Monday, March 21, 2011

Protestant Catholics

Many Catholics are really Protestants, but rather than actually becoming a member of a Protestant community, they try to remake Catholicism into one; with some success over the years, especially since Vatican II.

This article in The Catholic Thing, examines the latest attempt.

An excerpt.

“In anticipation of the visit of Pope Benedict XVI to Germany later this year, more than 200 German “theologians” have issued “The Church in 2011: A Necessary Departure.” In this laborious piece of prose, they explain how the Church has to change. The usual thing . . . ordination of women and so on! The imperative is theirs, based on the imagined “magisterium” of the university. This institutional conceit has been an issue since the sixties, although there have been attempts to try to link it back to the service of the University of Paris in the Middle Ages, when that institution was a center of research on questions that were posed by various bishops.

“Something that the “Catholic theologians” – in inverted commas because it’s difficult to say how such freelancers are related to the historic Catholic Church – do not seem much to consider is that they are in a country with a Protestant majority. Perhaps such a national setup puts pressures on Catholic thinking when people do not take the necessary care to identify where they get their premises.

“The classic case of course was Karl Rahner, S.J.’s insistence on the ordination of women based on the cultural argument that, if patriarchalism is dead in the culture, then women should be ordained in the Church. This might be plausible if the original choice of apostles was purely cultural. But if we take a step back to THE priest in whose priesthood priests participate, then we come to Christ himself and the non-accidental act of God in incarnating himself as a man, Jesus of Nazareth. Male priests express the male priesthood of Christ. Culture is more of a surface expression, while gender is ontological, i.e., it has to do with our very being. And in this case it is tied to the decision of God to incarnate as a male.

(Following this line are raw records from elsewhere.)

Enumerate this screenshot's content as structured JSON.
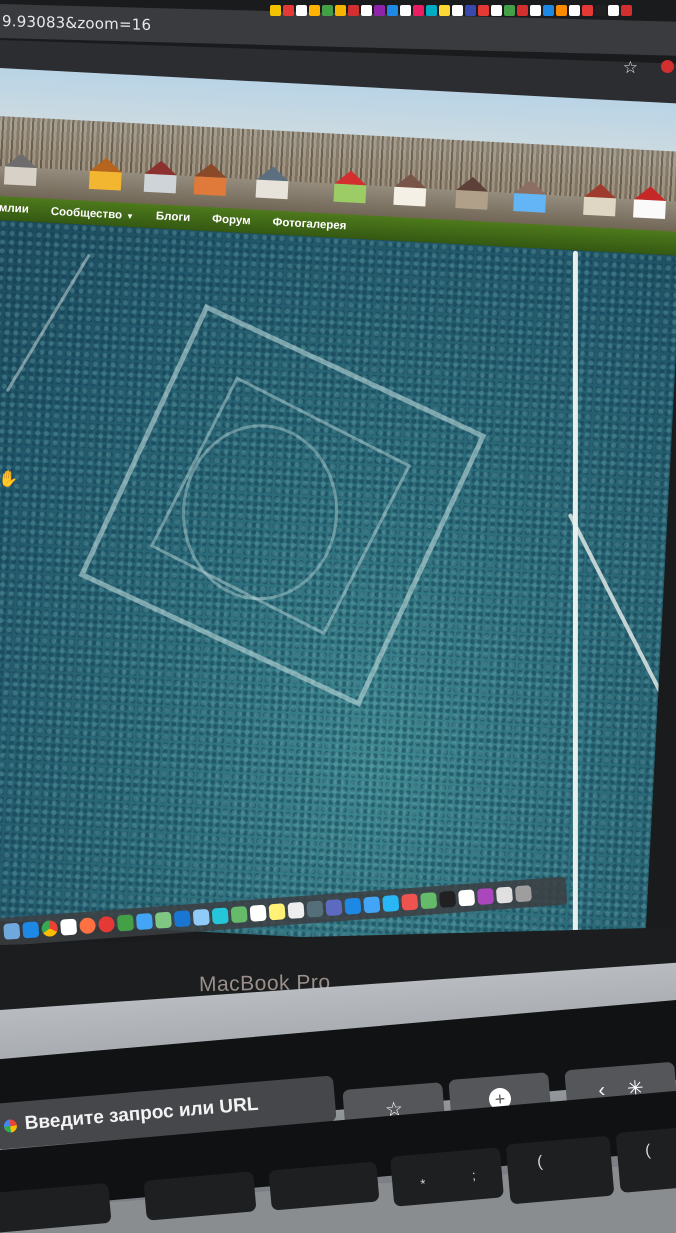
{
  "browser": {
    "url_fragment": "9.93083&zoom=16"
  },
  "site_nav": {
    "items": [
      {
        "label": "емлии",
        "has_dropdown": false
      },
      {
        "label": "Сообщество",
        "has_dropdown": true
      },
      {
        "label": "Блоги",
        "has_dropdown": false
      },
      {
        "label": "Форум",
        "has_dropdown": false
      },
      {
        "label": "Фотогалерея",
        "has_dropdown": false
      }
    ]
  },
  "laptop": {
    "model_label": "MacBook Pro"
  },
  "touchbar": {
    "search_placeholder": "Введите запрос или URL",
    "bookmark_icon": "star-icon",
    "new_tab_icon": "plus-icon",
    "brightness_icon": "brightness-icon"
  },
  "keyboard": {
    "keys": [
      "*",
      ";",
      "(",
      "("
    ]
  },
  "colors": {
    "nav_green": "#3f6a16",
    "map_teal": "#2c6c7a",
    "bezel": "#1a1b1d"
  }
}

“The word Protestant implies defining oneself in reaction against something. It imposes an a priori framework on the formation of concepts. The adversarial stance removes something substantial, namely: “All in the Church must preserve unity in essentials.” (Vatican II) This is not simply an authoritarian statement. Rather, it is authoritative because the truth is unitary and it exists in the “Catholic Church [which] has been endowed with all divinely revealed truth and with all means of grace.” (Vatican II) Of course, the German way is to approach this adversarial structure intellectually and to frame the challenge in an intellectual way.”